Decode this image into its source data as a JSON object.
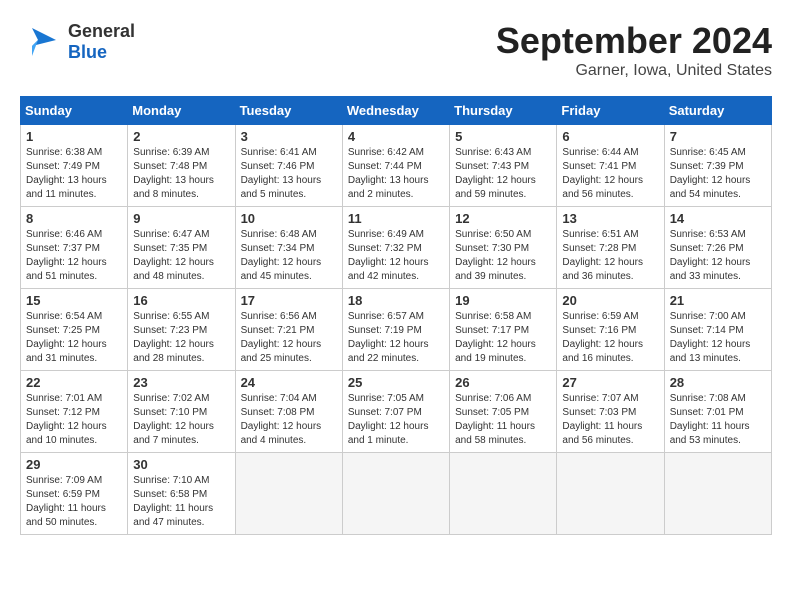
{
  "header": {
    "logo_line1": "General",
    "logo_line2": "Blue",
    "month_title": "September 2024",
    "location": "Garner, Iowa, United States"
  },
  "weekdays": [
    "Sunday",
    "Monday",
    "Tuesday",
    "Wednesday",
    "Thursday",
    "Friday",
    "Saturday"
  ],
  "weeks": [
    [
      {
        "day": "1",
        "info": "Sunrise: 6:38 AM\nSunset: 7:49 PM\nDaylight: 13 hours\nand 11 minutes."
      },
      {
        "day": "2",
        "info": "Sunrise: 6:39 AM\nSunset: 7:48 PM\nDaylight: 13 hours\nand 8 minutes."
      },
      {
        "day": "3",
        "info": "Sunrise: 6:41 AM\nSunset: 7:46 PM\nDaylight: 13 hours\nand 5 minutes."
      },
      {
        "day": "4",
        "info": "Sunrise: 6:42 AM\nSunset: 7:44 PM\nDaylight: 13 hours\nand 2 minutes."
      },
      {
        "day": "5",
        "info": "Sunrise: 6:43 AM\nSunset: 7:43 PM\nDaylight: 12 hours\nand 59 minutes."
      },
      {
        "day": "6",
        "info": "Sunrise: 6:44 AM\nSunset: 7:41 PM\nDaylight: 12 hours\nand 56 minutes."
      },
      {
        "day": "7",
        "info": "Sunrise: 6:45 AM\nSunset: 7:39 PM\nDaylight: 12 hours\nand 54 minutes."
      }
    ],
    [
      {
        "day": "8",
        "info": "Sunrise: 6:46 AM\nSunset: 7:37 PM\nDaylight: 12 hours\nand 51 minutes."
      },
      {
        "day": "9",
        "info": "Sunrise: 6:47 AM\nSunset: 7:35 PM\nDaylight: 12 hours\nand 48 minutes."
      },
      {
        "day": "10",
        "info": "Sunrise: 6:48 AM\nSunset: 7:34 PM\nDaylight: 12 hours\nand 45 minutes."
      },
      {
        "day": "11",
        "info": "Sunrise: 6:49 AM\nSunset: 7:32 PM\nDaylight: 12 hours\nand 42 minutes."
      },
      {
        "day": "12",
        "info": "Sunrise: 6:50 AM\nSunset: 7:30 PM\nDaylight: 12 hours\nand 39 minutes."
      },
      {
        "day": "13",
        "info": "Sunrise: 6:51 AM\nSunset: 7:28 PM\nDaylight: 12 hours\nand 36 minutes."
      },
      {
        "day": "14",
        "info": "Sunrise: 6:53 AM\nSunset: 7:26 PM\nDaylight: 12 hours\nand 33 minutes."
      }
    ],
    [
      {
        "day": "15",
        "info": "Sunrise: 6:54 AM\nSunset: 7:25 PM\nDaylight: 12 hours\nand 31 minutes."
      },
      {
        "day": "16",
        "info": "Sunrise: 6:55 AM\nSunset: 7:23 PM\nDaylight: 12 hours\nand 28 minutes."
      },
      {
        "day": "17",
        "info": "Sunrise: 6:56 AM\nSunset: 7:21 PM\nDaylight: 12 hours\nand 25 minutes."
      },
      {
        "day": "18",
        "info": "Sunrise: 6:57 AM\nSunset: 7:19 PM\nDaylight: 12 hours\nand 22 minutes."
      },
      {
        "day": "19",
        "info": "Sunrise: 6:58 AM\nSunset: 7:17 PM\nDaylight: 12 hours\nand 19 minutes."
      },
      {
        "day": "20",
        "info": "Sunrise: 6:59 AM\nSunset: 7:16 PM\nDaylight: 12 hours\nand 16 minutes."
      },
      {
        "day": "21",
        "info": "Sunrise: 7:00 AM\nSunset: 7:14 PM\nDaylight: 12 hours\nand 13 minutes."
      }
    ],
    [
      {
        "day": "22",
        "info": "Sunrise: 7:01 AM\nSunset: 7:12 PM\nDaylight: 12 hours\nand 10 minutes."
      },
      {
        "day": "23",
        "info": "Sunrise: 7:02 AM\nSunset: 7:10 PM\nDaylight: 12 hours\nand 7 minutes."
      },
      {
        "day": "24",
        "info": "Sunrise: 7:04 AM\nSunset: 7:08 PM\nDaylight: 12 hours\nand 4 minutes."
      },
      {
        "day": "25",
        "info": "Sunrise: 7:05 AM\nSunset: 7:07 PM\nDaylight: 12 hours\nand 1 minute."
      },
      {
        "day": "26",
        "info": "Sunrise: 7:06 AM\nSunset: 7:05 PM\nDaylight: 11 hours\nand 58 minutes."
      },
      {
        "day": "27",
        "info": "Sunrise: 7:07 AM\nSunset: 7:03 PM\nDaylight: 11 hours\nand 56 minutes."
      },
      {
        "day": "28",
        "info": "Sunrise: 7:08 AM\nSunset: 7:01 PM\nDaylight: 11 hours\nand 53 minutes."
      }
    ],
    [
      {
        "day": "29",
        "info": "Sunrise: 7:09 AM\nSunset: 6:59 PM\nDaylight: 11 hours\nand 50 minutes."
      },
      {
        "day": "30",
        "info": "Sunrise: 7:10 AM\nSunset: 6:58 PM\nDaylight: 11 hours\nand 47 minutes."
      },
      null,
      null,
      null,
      null,
      null
    ]
  ]
}
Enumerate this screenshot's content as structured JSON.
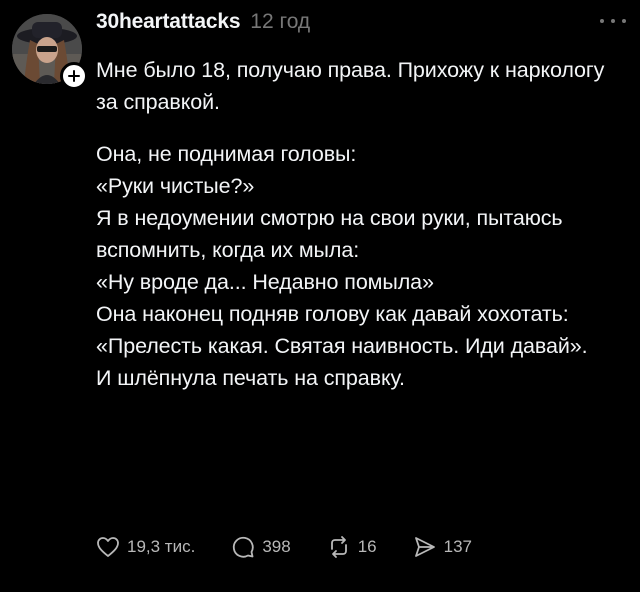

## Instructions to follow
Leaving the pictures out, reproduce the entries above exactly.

## Solution below
Decode this image into its source data as a JSON object.
{
  "header": {
    "logo_line1": "General",
    "logo_line2": "Blue",
    "month_title": "September 2024",
    "location": "Garner, Iowa, United States"
  },
  "weekdays": [
    "Sunday",
    "Monday",
    "Tuesday",
    "Wednesday",
    "Thursday",
    "Friday",
    "Saturday"
  ],
  "weeks": [
    [
      {
        "day": "1",
        "info": "Sunrise: 6:38 AM\nSunset: 7:49 PM\nDaylight: 13 hours\nand 11 minutes."
      },
      {
        "day": "2",
        "info": "Sunrise: 6:39 AM\nSunset: 7:48 PM\nDaylight: 13 hours\nand 8 minutes."
      },
      {
        "day": "3",
        "info": "Sunrise: 6:41 AM\nSunset: 7:46 PM\nDaylight: 13 hours\nand 5 minutes."
      },
      {
        "day": "4",
        "info": "Sunrise: 6:42 AM\nSunset: 7:44 PM\nDaylight: 13 hours\nand 2 minutes."
      },
      {
        "day": "5",
        "info": "Sunrise: 6:43 AM\nSunset: 7:43 PM\nDaylight: 12 hours\nand 59 minutes."
      },
      {
        "day": "6",
        "info": "Sunrise: 6:44 AM\nSunset: 7:41 PM\nDaylight: 12 hours\nand 56 minutes."
      },
      {
        "day": "7",
        "info": "Sunrise: 6:45 AM\nSunset: 7:39 PM\nDaylight: 12 hours\nand 54 minutes."
      }
    ],
    [
      {
        "day": "8",
        "info": "Sunrise: 6:46 AM\nSunset: 7:37 PM\nDaylight: 12 hours\nand 51 minutes."
      },
      {
        "day": "9",
        "info": "Sunrise: 6:47 AM\nSunset: 7:35 PM\nDaylight: 12 hours\nand 48 minutes."
      },
      {
        "day": "10",
        "info": "Sunrise: 6:48 AM\nSunset: 7:34 PM\nDaylight: 12 hours\nand 45 minutes."
      },
      {
        "day": "11",
        "info": "Sunrise: 6:49 AM\nSunset: 7:32 PM\nDaylight: 12 hours\nand 42 minutes."
      },
      {
        "day": "12",
        "info": "Sunrise: 6:50 AM\nSunset: 7:30 PM\nDaylight: 12 hours\nand 39 minutes."
      },
      {
        "day": "13",
        "info": "Sunrise: 6:51 AM\nSunset: 7:28 PM\nDaylight: 12 hours\nand 36 minutes."
      },
      {
        "day": "14",
        "info": "Sunrise: 6:53 AM\nSunset: 7:26 PM\nDaylight: 12 hours\nand 33 minutes."
      }
    ],
    [
      {
        "day": "15",
        "info": "Sunrise: 6:54 AM\nSunset: 7:25 PM\nDaylight: 12 hours\nand 31 minutes."
      },
      {
        "day": "16",
        "info": "Sunrise: 6:55 AM\nSunset: 7:23 PM\nDaylight: 12 hours\nand 28 minutes."
      },
      {
        "day": "17",
        "info": "Sunrise: 6:56 AM\nSunset: 7:21 PM\nDaylight: 12 hours\nand 25 minutes."
      },
      {
        "day": "18",
        "info": "Sunrise: 6:57 AM\nSunset: 7:19 PM\nDaylight: 12 hours\nand 22 minutes."
      },
      {
        "day": "19",
        "info": "Sunrise: 6:58 AM\nSunset: 7:17 PM\nDaylight: 12 hours\nand 19 minutes."
      },
      {
        "day": "20",
        "info": "Sunrise: 6:59 AM\nSunset: 7:16 PM\nDaylight: 12 hours\nand 16 minutes."
      },
      {
        "day": "21",
        "info": "Sunrise: 7:00 AM\nSunset: 7:14 PM\nDaylight: 12 hours\nand 13 minutes."
      }
    ],
    [
      {
        "day": "22",
        "info": "Sunrise: 7:01 AM\nSunset: 7:12 PM\nDaylight: 12 hours\nand 10 minutes."
      },
      {
        "day": "23",
        "info": "Sunrise: 7:02 AM\nSunset: 7:10 PM\nDaylight: 12 hours\nand 7 minutes."
      },
      {
        "day": "24",
        "info": "Sunrise: 7:04 AM\nSunset: 7:08 PM\nDaylight: 12 hours\nand 4 minutes."
      },
      {
        "day": "25",
        "info": "Sunrise: 7:05 AM\nSunset: 7:07 PM\nDaylight: 12 hours\nand 1 minute."
      },
      {
        "day": "26",
        "info": "Sunrise: 7:06 AM\nSunset: 7:05 PM\nDaylight: 11 hours\nand 58 minutes."
      },
      {
        "day": "27",
        "info": "Sunrise: 7:07 AM\nSunset: 7:03 PM\nDaylight: 11 hours\nand 56 minutes."
      },
      {
        "day": "28",
        "info": "Sunrise: 7:08 AM\nSunset: 7:01 PM\nDaylight: 11 hours\nand 53 minutes."
      }
    ],
    [
      {
        "day": "29",
        "info": "Sunrise: 7:09 AM\nSunset: 6:59 PM\nDaylight: 11 hours\nand 50 minutes."
      },
      {
        "day": "30",
        "info": "Sunrise: 7:10 AM\nSunset: 6:58 PM\nDaylight: 11 hours\nand 47 minutes."
      },
      null,
      null,
      null,
      null,
      null
    ]
  ]
}
Enumerate this screenshot's content as structured JSON.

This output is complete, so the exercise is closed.